Throughout August, the SDRC are celebrating our next generation of researchers by publishing a series of blogs to PhD Students/ Early Career Researchers. Read the previous blogs here
Our next blog is from Miriam Scarpa. Miriam gives us a fascinating overview of her research and how she is bringing science to the people of Glasgow.
Hi! I am Miriam and I am an Italian researcher, in Scotland! I moved to Glasgow for my undergrad in Molecular and Cellular Biology in 2013, fell in love with this country, and I am currently working towards my PhD in Translational Pharmacology at the University of Glasgow.
My PhD project focusses on investigating the M1 muscarinic acetylcholine receptor as a target for treatment of dementia. As many are aware of, the current pharmacological treatments such as Aricept, Razadyne, and Exelon, cause a number of poorly tolerated side-effects that are well depicted by the acronym S.L.U.D.G.E. (Salivation, Lacrimation, Urination, Defecation, Gastrointestinal distress, Emesis). These adverse effects are due to the so-called “cholinergic crisis”, which is the non-specific activation of all the muscarinic receptors (not only the M1) throughout the whole body.

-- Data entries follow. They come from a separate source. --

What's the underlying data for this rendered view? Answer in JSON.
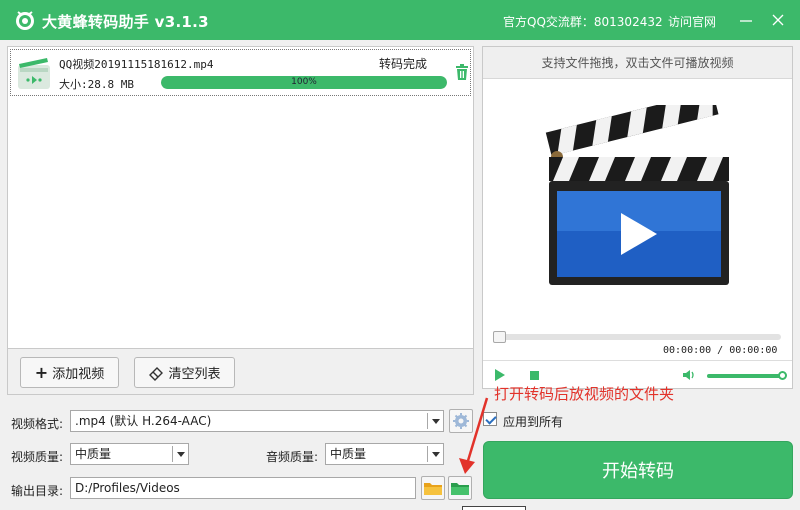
{
  "window": {
    "title": "大黄蜂转码助手 v3.1.3",
    "qq_group": "官方QQ交流群：801302432",
    "visit_site": "访问官网"
  },
  "file_list": {
    "items": [
      {
        "name": "QQ视频20191115181612.mp4",
        "size": "大小:28.8 MB",
        "status": "转码完成",
        "progress_percent": 100,
        "progress_label": "100%"
      }
    ]
  },
  "toolbar": {
    "add_video": "添加视频",
    "clear_list": "清空列表"
  },
  "preview": {
    "hint": "支持文件拖拽，双击文件可播放视频",
    "time": "00:00:00 / 00:00:00",
    "seek_fraction": 0,
    "volume_fraction": 1
  },
  "settings": {
    "format_label": "视频格式:",
    "format_value": ".mp4 (默认 H.264-AAC)",
    "apply_all_label": "应用到所有",
    "apply_all_checked": true,
    "video_quality_label": "视频质量:",
    "video_quality_value": "中质量",
    "audio_quality_label": "音频质量:",
    "audio_quality_value": "中质量",
    "output_dir_label": "输出目录:",
    "output_dir_value": "D:/Profiles/Videos"
  },
  "start_button": "开始转码",
  "annotation": "打开转码后放视频的文件夹",
  "colors": {
    "accent": "#3cb96a",
    "annotation": "#e2322a",
    "clapper_blue": "#1f5fc4"
  }
}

To tackle this issue, our laboratory aims to develop specific drugs that can target the M1 receptor only, which is the one that is responsible for all the good effects, including improvement of cognition. In particular, I am working on understanding the complex signalling pathway of this receptor, to ensure that the new ligands proposed to go forward into clinical trials induce the beneficial physiological outcomes, and are devoid of any adverse effects. To do this, I am working with prion-diseased mice, which develop a form of neurodegeneration depicting many of the hallmarks of dementia.
I also use very pretty neurons (cells from the brain!), like the ones in above the picture – The green dots are the M1 muscarinic receptors and the blue blobs are the cell’s nuclei containing the DNA (genetic information).
Beside my lab work, I enjoy volunteering to public engagement events, usually related to my research subject, or science in general. Glasgow is such an amazing hub for this kind of event, offering a huge range of activities that can engage children and adults of any age. I have been a volunteer at the Glasgow Science Centre for “Meet the Expert” where schools visit to meet researchers, and to the Riverside Museum for the annual Explorathon. With other members of our group and research institute, we have organised a stall of interactive games and other hands on activities such as “Mr Pill”, which outlined the drug discovery process bench-to-bedside, or “Fantastic Proteins, and where to find them” where children had to find and make their own proteins with different functions and structure. Children and their families seem to really enjoy our pharmacology-based games, but it is safe to say that we had the most fun!
This year I have also been part of the Glasgow Pint of Science, which brings scientists in the pub (!!!) to talk about their research to the public. It was such a great experience! It was amazing to listen to the public opinion, and hear the most insightful (and very challenging!) questions around the topic from a non-scientific perspective.
I am board member of the GIST (Glasgow Insight in Science and Technology), which is a network based in Glasgow, mainly focussed on science communication and public engagement, which publish articles, videos, and podcasts about STEM topics, all written, edited, and produced by students.
Follow Miriam on Twitter: @miriamscarpa4
The SDRC will be posting blogs featuring bios from ECRs throughout August. Follow us on Twitter so you can keep up to date with the series.